Obviously, I think the rage is justified and that no toned-down term would convey the feeling of violation that many women in this society are experiencing right now. So yeah, to tone it down would indeed be suppression of the person's free expression. Telling her she can say it, but must do it nicer, is telling her she can't really say it at all. There's nothing Nice about the fact that a frightening number of people would grant liberty, authority over one's own body, and self-determination to men and fetuses, but not to women.
If American Airlines or any other business that serves the public wants to make regulations that have absolutely ZERO to do with passenger safety, terrorism, etc., then they need to spell them out at corporate level so that any passenger can choose to comply, or choose to protest, or choose to fly on another line.
The airline might get more business for doing it, or they might lose business. To avoid spelling out what is disallowed in an above-board, full-disclosure way is cowardly, unethical, and possibly illegal.
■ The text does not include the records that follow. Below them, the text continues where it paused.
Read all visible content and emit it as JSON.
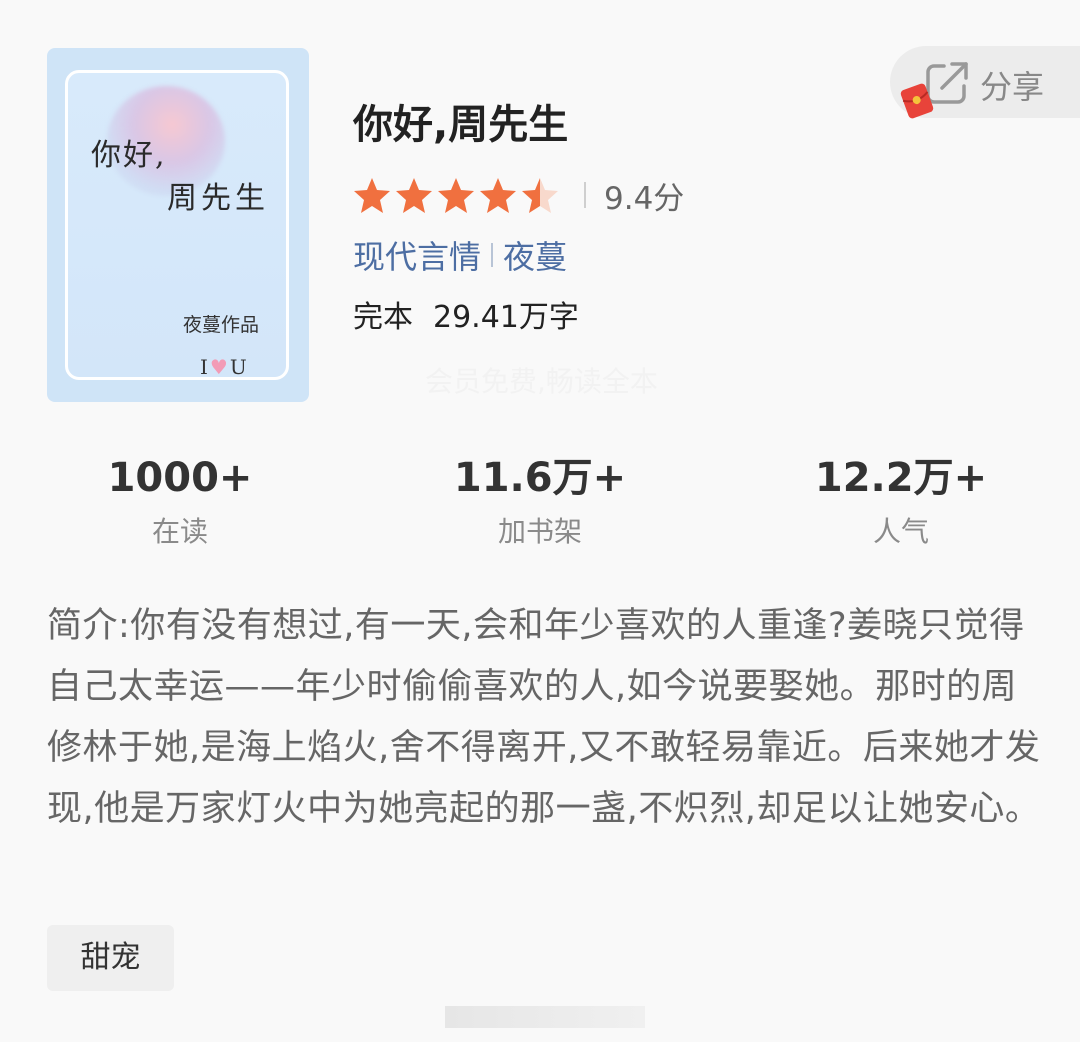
{
  "cover": {
    "title_line1": "你好,",
    "title_line2": "周先生",
    "author_line": "夜蔓作品",
    "iu_left": "I",
    "iu_heart": "♥",
    "iu_right": "U",
    "bg_color": "#cfe4f7"
  },
  "share": {
    "label": "分享",
    "icon": "share-icon"
  },
  "book": {
    "title": "你好,周先生",
    "rating_stars": 4.5,
    "score": "9.4分",
    "category": "现代言情",
    "author": "夜蔓",
    "status": "完本",
    "word_count": "29.41万字",
    "vip_watermark": "会员免费,畅读全本"
  },
  "stats": [
    {
      "value": "1000+",
      "label": "在读"
    },
    {
      "value": "11.6万+",
      "label": "加书架"
    },
    {
      "value": "12.2万+",
      "label": "人气"
    }
  ],
  "synopsis": "简介:你有没有想过,有一天,会和年少喜欢的人重逢?姜晓只觉得自己太幸运——年少时偷偷喜欢的人,如今说要娶她。那时的周修林于她,是海上焰火,舍不得离开,又不敢轻易靠近。后来她才发现,他是万家灯火中为她亮起的那一盏,不炽烈,却足以让她安心。",
  "genre_tag": "甜宠",
  "colors": {
    "star": "#f0703f",
    "link": "#4d6ea3"
  }
}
If I were an airline official, and that crew member had come to me with some personal demand that a customer's shirt message not offend him or her, I would tell said crew member that we appreciate good employees, and it's up to you, but if you expect your personal taste to determine who may fly, you might want to work somewhere else. Unemployment is rampant out there and I would be very happy to pass your job on to someone who does not demand that this company serve only customers of whom s/he feels entitled to issue on-the-spot approvals -- or disapprovals.
And I guess you'll all have to take my word for it, that I would apply this to all points of view. If you want this kind of policy, then do the procedure for policymaking. Convince the company to put some thought into a policy for passenger attire and behavior that ticket-buyers will be clearly informed of in advance, and that will be applied consistently, and then enforcing it is my job.
Their claim that it's "virtually impossible to write down or precisely delineate every situation that may, or may not, create an issue" is bull. The list of common obscenities, profanities, and depictions of crass nudity would be quite easy to put together. They have a right to ban specifics, but this vague "policy" to ban just any old thing that someone does not like goes way too far.
Try this: The exact same shirt, with a black box masking the F-word could still offend some other passenger, who would find it a strident and obviously obscene pro-choice statement. The American Airlines policy would allow them to kick off the wearer, even under those circumstances.
If any of my readers want a similar T-shirt, they can buy one at this site. But be forewarned. The F-word is not blacked out here. Oh, and for a little moment of rude comic relief -- if you're thinking of choosing the white shirt, you might want to preview it before ordering.